An internal investigation has been launched over allegations that the former deputy chief in charge of internal affairs gave preferential treatment and choice assignments — including rapper Notorious B.I.G.’s case - for several female officers in exchange for sex.
Michael Berkow, who recently left the department to become police chief in Savannah, Ga. and was part of Bratton's inner circle, is accused of retaliating against Sgt. Ya-May Christle. She has complained in a lawsuit about Berkow's misconduct, alleging sexual harassment and that computer data from one of her investigations was destroyed.
"It's all being handled," Bratton told The Times in an interview. "It's all being investigated."
Attorney Clint Robison, who is defending the city and Berkow in the case, said he has already won one round in court and expects to win again in February when the new filing is considered.
"He is confident that when all the truth comes out, whether in February or some other time, he will be vindicated. There was no wrongdoing," Robison said, referring to Berkow.
The attorney said that even if the allegations in the lawsuit of personal relationships were taken at face value, they do not represent illegal activity and the lawsuit does not provide evidence that Berkow treated Christle in an illegal manner.
Berkow declined to comment on the specific allegations but a statement issued by the city of Savannah said he denied any wrongdoing.
"Chief Berkow fully cooperated with investigators during the search process," said Savannah City Manager Michael Brown. "The chief has impressed the city and the public during his short time here with his professionalism and on-the-street approach to leading this department."
Police sources said an investigation of Christle's allegations was launched by Andre Birotte, inspector general for the Police Commission. But the probe has since been taken over by LAPD investigators. The chief declined to discuss details of the investigation.
"It's a personnel action. It's a lawsuit, so there will be no comment at all on any of it," Bratton said, who also described Berkow as a good cop. "He's an outstanding police officer, hardworking, dedicated," Bratton said. In the lawsuit, Christle alleged that she saw two of the deputy chief's female subordinates leaving a department office that had been outfitted as a bedroom.
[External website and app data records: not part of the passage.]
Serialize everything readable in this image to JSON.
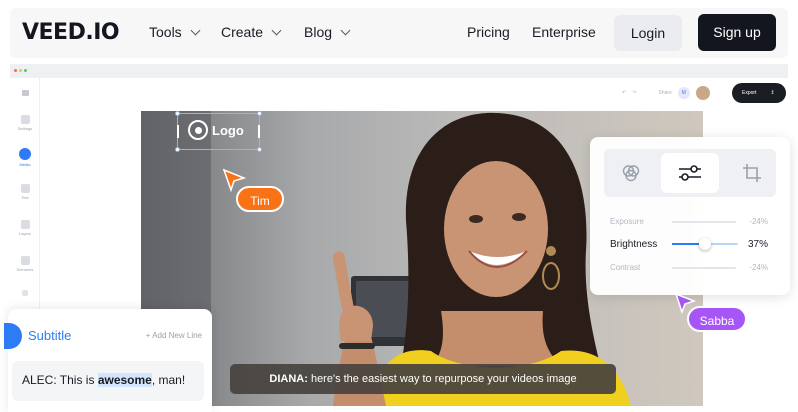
{
  "nav": {
    "logo": "VEED.IO",
    "menus": [
      {
        "label": "Tools"
      },
      {
        "label": "Create"
      },
      {
        "label": "Blog"
      }
    ],
    "links": [
      "Pricing",
      "Enterprise"
    ],
    "login": "Login",
    "signup": "Sign up"
  },
  "editor": {
    "sidebar": [
      "Settings",
      "Media",
      "Text",
      "Layers",
      "Elements"
    ],
    "toolbar": {
      "share": "Share",
      "avatar_initials": "M"
    },
    "export": "Export",
    "logo_element": "Logo",
    "cursors": [
      {
        "name": "Tim",
        "color": "#f97316"
      },
      {
        "name": "Sabba",
        "color": "#a855f7"
      }
    ],
    "adjust": {
      "rows": [
        {
          "label": "Exposure",
          "value": "-24%"
        },
        {
          "label": "Brightness",
          "value": "37%",
          "level": 0.5
        },
        {
          "label": "Contrast",
          "value": "-24%"
        }
      ]
    },
    "subtitle": {
      "title": "Subtitle",
      "add_line": "+ Add New Line",
      "line_prefix": "ALEC: This is ",
      "line_highlight": "awesome",
      "line_suffix": ", man!"
    },
    "caption": {
      "speaker": "DIANA:",
      "text": " here's the easiest way to repurpose your videos image"
    }
  },
  "colors": {
    "accent": "#2d7cf6",
    "dark": "#14161f",
    "tim": "#f97316",
    "sabba": "#a855f7",
    "dress": "#f0cf1e"
  }
}
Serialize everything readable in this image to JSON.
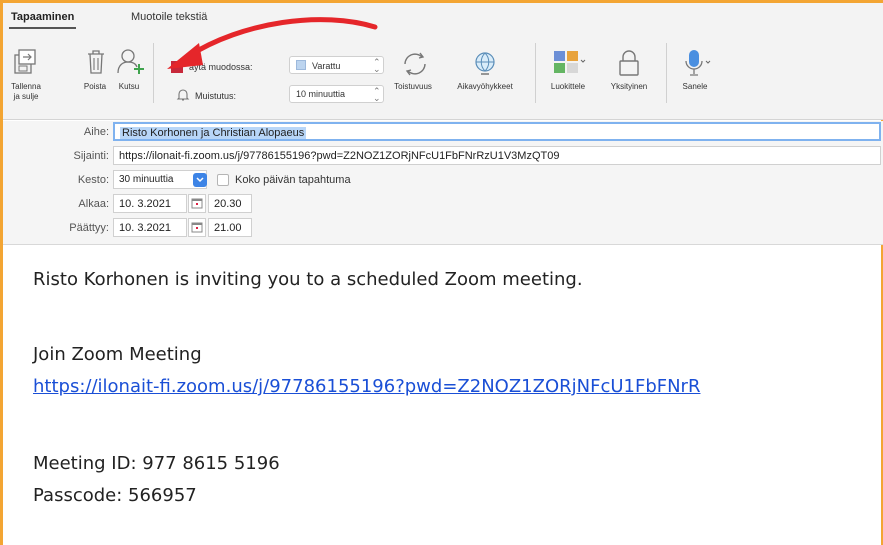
{
  "tabs": [
    {
      "label": "Tapaaminen",
      "active": true
    },
    {
      "label": "Muotoile tekstiä",
      "active": false
    }
  ],
  "ribbon": {
    "save_close_label_1": "Tallenna",
    "save_close_label_2": "ja sulje",
    "delete_label": "Poista",
    "invite_label": "Kutsu",
    "show_as_label": "äytä muodossa:",
    "show_as_value": "Varattu",
    "reminder_label": "Muistutus:",
    "reminder_value": "10 minuuttia",
    "recurrence_label": "Toistuvuus",
    "timezones_label": "Aikavyöhykkeet",
    "categorize_label": "Luokittele",
    "private_label": "Yksityinen",
    "dictate_label": "Sanele"
  },
  "form": {
    "subject_label": "Aihe:",
    "subject_value": "Risto Korhonen ja Christian Alopaeus",
    "location_label": "Sijainti:",
    "location_value": "https://ilonait-fi.zoom.us/j/97786155196?pwd=Z2NOZ1ZORjNFcU1FbFNrRzU1V3MzQT09",
    "duration_label": "Kesto:",
    "duration_value": "30 minuuttia",
    "allday_label": "Koko päivän tapahtuma",
    "start_label": "Alkaa:",
    "start_date": "10. 3.2021",
    "start_time": "20.30",
    "end_label": "Päättyy:",
    "end_date": "10. 3.2021",
    "end_time": "21.00"
  },
  "body": {
    "line1": "Risto Korhonen is inviting you to a scheduled Zoom meeting.",
    "line2": "Join Zoom Meeting",
    "link": "https://ilonait-fi.zoom.us/j/97786155196?pwd=Z2NOZ1ZORjNFcU1FbFNrR",
    "meeting_id": "Meeting ID: 977 8615 5196",
    "passcode": "Passcode: 566957"
  },
  "colors": {
    "frame": "#f3a533",
    "annotation_arrow": "#e5262a",
    "link": "#1a4fd6",
    "selection": "#b8d6f8",
    "accent_blue": "#3d84e6"
  }
}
Soon thereafter, Berkow was seen leaving the third-floor room dressed in a white T-shirt and pajama bottoms. After she complained, Christle said she was transferred and demoted.
Christle also alleged that Berkow had a sexual relationship with a female captain under his supervision. Described as a "quid pro quo" in the lawsuit, the woman was allowed to remain in her post beyond a three-year limit set by the federal consent decree.
The deputy chief also was accused in the lawsuit of having sexual relations with another female officer. At the time, she and her husband, also an LAPD cop, were under investigation by internal affairs after being arrested by the San Bernardino County Sheriff's Department on suspicion of making criminal threats, resisting a police officer and providing false information to authorities.
Christle's attorney, Bradley Gage of Los Angeles, says his client was also retaliated against for alleging that Berkow and department personnel confiscated her computer containing critical information about the internal affairs investigation of the Notorious B.I.G. murder case.
Gage is one of several attorneys suing on behalf of the late rapper, Christopher Wallace, alleging that two former Los Angeles police officers orchestrated his fatal shooting in 1997 in the city's Miracle Mile area.
Asked about the allegation that data potentially implicating police officers in the Biggie Smalls murder may have been hidden or deleted, Bratton said: "She has made allegations in the lawsuit. That will be dealt with in response to the lawsuit. The department is complying fully with the court mandates on discovery and turning over all the other documents and I am very comfortable with that."